NCJ Number
Journal of Research on Adolescence Volume: Online Dated: March 2024
Date Published
March 2024

This study analyzes data from the Crossroads study to determine whether risk factors can predict which youth continue to offend and which don’t.

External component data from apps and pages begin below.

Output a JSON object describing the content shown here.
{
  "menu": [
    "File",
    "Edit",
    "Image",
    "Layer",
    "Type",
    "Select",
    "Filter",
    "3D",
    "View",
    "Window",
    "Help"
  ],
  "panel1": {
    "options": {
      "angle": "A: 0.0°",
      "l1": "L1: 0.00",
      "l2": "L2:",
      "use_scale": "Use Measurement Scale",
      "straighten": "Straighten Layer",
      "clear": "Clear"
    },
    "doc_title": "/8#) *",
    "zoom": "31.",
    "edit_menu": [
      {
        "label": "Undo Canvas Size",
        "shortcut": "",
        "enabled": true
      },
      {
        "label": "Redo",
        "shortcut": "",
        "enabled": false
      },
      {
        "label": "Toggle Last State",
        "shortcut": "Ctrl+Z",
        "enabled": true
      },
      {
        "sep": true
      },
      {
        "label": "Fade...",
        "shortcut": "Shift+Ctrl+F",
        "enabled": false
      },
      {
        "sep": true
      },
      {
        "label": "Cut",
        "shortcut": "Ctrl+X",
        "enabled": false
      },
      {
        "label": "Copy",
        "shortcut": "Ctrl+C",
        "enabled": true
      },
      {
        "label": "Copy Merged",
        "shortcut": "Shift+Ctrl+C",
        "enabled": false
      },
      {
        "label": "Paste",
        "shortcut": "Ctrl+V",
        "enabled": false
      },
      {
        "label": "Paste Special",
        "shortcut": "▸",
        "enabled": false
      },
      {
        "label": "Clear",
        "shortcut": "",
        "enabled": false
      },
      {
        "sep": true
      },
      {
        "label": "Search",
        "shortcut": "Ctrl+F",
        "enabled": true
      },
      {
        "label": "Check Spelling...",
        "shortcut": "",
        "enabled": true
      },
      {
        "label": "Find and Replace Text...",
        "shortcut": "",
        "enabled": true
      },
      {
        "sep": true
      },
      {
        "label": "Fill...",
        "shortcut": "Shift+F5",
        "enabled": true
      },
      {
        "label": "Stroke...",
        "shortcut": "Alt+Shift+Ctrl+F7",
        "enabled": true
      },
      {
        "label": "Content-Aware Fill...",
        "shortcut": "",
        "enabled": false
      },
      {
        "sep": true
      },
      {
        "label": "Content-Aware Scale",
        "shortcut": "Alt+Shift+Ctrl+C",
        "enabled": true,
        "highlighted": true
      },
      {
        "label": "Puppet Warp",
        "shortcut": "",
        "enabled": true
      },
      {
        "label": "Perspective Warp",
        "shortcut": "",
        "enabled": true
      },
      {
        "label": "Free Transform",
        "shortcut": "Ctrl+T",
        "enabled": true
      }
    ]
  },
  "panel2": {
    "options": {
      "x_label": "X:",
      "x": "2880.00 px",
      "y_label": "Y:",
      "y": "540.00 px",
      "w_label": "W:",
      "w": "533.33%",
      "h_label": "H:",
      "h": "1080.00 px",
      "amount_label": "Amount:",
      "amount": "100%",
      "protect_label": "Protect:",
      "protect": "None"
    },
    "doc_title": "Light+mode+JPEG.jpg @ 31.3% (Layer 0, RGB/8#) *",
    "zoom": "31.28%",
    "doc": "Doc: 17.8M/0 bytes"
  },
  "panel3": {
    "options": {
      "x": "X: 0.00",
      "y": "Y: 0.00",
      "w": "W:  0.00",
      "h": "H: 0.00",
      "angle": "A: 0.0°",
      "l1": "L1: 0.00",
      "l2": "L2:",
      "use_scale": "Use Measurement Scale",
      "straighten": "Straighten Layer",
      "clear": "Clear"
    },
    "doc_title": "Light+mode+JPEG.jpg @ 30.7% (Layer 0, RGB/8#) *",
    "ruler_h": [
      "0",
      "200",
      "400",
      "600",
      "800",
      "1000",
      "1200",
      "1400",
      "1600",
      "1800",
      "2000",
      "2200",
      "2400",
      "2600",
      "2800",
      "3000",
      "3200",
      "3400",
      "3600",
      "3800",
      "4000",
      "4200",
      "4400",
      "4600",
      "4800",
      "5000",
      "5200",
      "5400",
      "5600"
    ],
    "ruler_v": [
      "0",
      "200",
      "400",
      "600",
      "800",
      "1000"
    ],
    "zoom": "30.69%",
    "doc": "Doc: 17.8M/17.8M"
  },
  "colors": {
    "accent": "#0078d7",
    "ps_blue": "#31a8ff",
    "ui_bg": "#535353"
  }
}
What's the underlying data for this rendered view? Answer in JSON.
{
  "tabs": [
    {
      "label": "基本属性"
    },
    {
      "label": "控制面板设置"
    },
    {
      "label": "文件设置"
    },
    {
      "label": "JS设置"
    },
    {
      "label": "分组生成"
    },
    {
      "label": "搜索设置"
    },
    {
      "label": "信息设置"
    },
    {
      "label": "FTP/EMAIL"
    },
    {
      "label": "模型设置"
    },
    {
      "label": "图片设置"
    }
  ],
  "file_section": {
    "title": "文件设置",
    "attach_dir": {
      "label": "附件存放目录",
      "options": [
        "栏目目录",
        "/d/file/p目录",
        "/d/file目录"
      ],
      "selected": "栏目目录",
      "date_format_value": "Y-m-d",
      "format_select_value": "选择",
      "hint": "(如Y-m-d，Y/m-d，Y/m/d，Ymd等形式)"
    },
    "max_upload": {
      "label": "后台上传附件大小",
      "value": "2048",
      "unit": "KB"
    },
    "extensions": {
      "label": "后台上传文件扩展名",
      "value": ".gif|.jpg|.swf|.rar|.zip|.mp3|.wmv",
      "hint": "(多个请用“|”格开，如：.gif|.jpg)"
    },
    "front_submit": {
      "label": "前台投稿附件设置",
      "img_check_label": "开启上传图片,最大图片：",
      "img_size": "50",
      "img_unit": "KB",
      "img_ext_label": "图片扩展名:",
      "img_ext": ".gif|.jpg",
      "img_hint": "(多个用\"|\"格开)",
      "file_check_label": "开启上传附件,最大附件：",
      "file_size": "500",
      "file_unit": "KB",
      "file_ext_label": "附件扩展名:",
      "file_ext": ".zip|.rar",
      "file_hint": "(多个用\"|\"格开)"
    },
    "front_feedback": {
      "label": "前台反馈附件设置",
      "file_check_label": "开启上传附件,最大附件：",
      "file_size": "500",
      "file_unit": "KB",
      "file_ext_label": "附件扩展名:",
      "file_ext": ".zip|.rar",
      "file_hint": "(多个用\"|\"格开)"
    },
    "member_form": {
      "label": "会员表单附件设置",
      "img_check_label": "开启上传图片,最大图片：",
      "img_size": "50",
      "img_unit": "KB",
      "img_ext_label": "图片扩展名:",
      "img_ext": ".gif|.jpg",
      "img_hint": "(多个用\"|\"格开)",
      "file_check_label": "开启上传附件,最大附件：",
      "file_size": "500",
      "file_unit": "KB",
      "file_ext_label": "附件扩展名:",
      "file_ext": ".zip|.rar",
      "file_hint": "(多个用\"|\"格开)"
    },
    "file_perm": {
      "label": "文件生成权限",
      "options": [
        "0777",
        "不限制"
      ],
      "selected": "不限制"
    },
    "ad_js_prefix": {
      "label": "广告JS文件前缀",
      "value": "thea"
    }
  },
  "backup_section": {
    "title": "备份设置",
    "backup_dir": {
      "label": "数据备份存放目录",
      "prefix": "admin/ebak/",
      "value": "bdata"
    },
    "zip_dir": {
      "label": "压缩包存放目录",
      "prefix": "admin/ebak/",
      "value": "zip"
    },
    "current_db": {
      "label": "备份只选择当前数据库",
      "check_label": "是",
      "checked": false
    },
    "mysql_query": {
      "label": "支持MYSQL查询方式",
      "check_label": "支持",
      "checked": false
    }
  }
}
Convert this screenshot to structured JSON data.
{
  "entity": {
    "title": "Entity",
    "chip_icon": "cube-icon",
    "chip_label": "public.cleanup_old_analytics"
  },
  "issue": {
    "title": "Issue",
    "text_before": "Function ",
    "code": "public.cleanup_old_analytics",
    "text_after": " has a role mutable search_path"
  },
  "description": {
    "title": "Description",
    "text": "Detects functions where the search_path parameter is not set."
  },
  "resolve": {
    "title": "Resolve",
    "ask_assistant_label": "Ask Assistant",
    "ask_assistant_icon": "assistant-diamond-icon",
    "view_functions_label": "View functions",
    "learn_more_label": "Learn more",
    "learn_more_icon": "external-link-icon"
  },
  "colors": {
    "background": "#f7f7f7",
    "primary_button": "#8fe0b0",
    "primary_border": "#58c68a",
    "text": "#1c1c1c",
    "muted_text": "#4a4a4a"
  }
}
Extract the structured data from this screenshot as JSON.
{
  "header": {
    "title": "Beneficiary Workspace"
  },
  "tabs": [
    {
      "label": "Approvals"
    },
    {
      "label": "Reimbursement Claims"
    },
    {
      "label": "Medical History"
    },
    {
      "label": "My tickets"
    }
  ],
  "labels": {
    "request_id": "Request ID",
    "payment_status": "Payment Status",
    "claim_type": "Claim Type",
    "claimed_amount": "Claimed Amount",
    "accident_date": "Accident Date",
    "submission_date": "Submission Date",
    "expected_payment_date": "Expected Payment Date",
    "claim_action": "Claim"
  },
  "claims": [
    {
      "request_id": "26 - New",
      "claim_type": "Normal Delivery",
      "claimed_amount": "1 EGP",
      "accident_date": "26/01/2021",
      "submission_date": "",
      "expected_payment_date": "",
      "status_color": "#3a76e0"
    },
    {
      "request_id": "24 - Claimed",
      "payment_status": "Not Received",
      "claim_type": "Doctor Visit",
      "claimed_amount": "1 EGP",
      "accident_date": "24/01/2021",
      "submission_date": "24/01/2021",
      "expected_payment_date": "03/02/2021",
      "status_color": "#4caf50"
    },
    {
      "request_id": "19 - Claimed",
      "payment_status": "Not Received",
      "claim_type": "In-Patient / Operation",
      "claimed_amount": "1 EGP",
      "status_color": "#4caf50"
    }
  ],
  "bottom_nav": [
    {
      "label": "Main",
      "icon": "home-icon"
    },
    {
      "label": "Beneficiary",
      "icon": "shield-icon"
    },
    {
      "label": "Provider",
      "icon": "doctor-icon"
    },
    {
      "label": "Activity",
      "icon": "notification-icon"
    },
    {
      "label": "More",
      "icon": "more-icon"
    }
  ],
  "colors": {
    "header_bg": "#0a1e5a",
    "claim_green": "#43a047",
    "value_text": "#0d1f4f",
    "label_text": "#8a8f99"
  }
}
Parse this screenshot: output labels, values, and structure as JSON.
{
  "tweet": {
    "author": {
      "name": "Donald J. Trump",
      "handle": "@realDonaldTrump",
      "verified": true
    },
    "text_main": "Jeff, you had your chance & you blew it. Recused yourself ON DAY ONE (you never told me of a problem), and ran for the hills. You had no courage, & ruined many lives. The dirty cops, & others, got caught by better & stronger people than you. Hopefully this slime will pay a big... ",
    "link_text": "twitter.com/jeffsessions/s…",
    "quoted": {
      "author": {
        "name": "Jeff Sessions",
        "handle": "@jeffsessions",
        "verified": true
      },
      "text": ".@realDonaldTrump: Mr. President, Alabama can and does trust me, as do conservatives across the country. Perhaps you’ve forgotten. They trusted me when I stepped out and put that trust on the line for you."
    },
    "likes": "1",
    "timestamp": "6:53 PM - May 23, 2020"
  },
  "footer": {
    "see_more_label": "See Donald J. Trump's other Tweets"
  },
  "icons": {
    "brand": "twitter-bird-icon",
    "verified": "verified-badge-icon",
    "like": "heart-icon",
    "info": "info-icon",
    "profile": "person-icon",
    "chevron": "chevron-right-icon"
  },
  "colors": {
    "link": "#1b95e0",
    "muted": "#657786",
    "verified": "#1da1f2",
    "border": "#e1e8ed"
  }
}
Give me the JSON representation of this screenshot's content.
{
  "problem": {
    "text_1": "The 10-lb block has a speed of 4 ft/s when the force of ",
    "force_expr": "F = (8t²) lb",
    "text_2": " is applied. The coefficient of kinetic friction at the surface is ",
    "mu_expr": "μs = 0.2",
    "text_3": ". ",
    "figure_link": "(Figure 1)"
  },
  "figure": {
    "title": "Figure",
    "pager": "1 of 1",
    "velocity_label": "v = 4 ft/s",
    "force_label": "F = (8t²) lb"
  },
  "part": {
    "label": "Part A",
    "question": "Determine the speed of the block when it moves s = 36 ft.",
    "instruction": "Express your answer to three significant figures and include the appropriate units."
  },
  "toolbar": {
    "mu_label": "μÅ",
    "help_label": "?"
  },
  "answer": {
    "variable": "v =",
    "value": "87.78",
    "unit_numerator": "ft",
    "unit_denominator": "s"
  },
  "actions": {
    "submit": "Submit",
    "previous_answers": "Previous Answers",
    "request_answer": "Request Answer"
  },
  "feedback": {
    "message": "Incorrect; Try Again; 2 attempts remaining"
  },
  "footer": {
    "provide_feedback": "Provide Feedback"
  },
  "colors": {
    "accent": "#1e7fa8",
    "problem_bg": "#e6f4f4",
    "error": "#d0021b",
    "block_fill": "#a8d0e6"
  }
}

The results of this study suggest that certain risk factors identified after youths' first arrest may predict which youth continue to offend and which desist. Antisocial and illegal behavior generally declines as youth approach adulthood, but there is significant individual variation in the timing of the peak and decline of offending from adolescence to young adulthood. There are two primary research questions in the present study. First, are there subgroups of youth who follow similar patterns of offending over the nine years after their first arrest? Second, what baseline factors predict which youth will follow each pattern of offending? Data were drawn from the Crossroads study, which includes a sample of racially and ethnically diverse boys who were interviewed regularly for 9 years following their first arrest. Boys were between 13 and 17 years old at the start of the study and were approximately 24-25 years old at the final interview. Trajectories were measured with youths' self-reported offending using latent class growth analysis (LCGA). Results indicated that there were four subgroups of youth: a stable low group (55%), an escalating group (23%), a short-term recidivist group (15%), and a persistently high group (7%). Several baseline factors distinguished the groups. In particular, the results indicated that youth who were informally processed after their first arrest were more likely to be in the low offending group than any of the other LCGA groups. Age at first arrest, peer delinquency, exposure to violence, substance use, callous-unemotional traits, physical aggression, and perceptions of police legitimacy were also significantly related to group membership. (Published Abstract Provided)

Date Published: March 1, 2024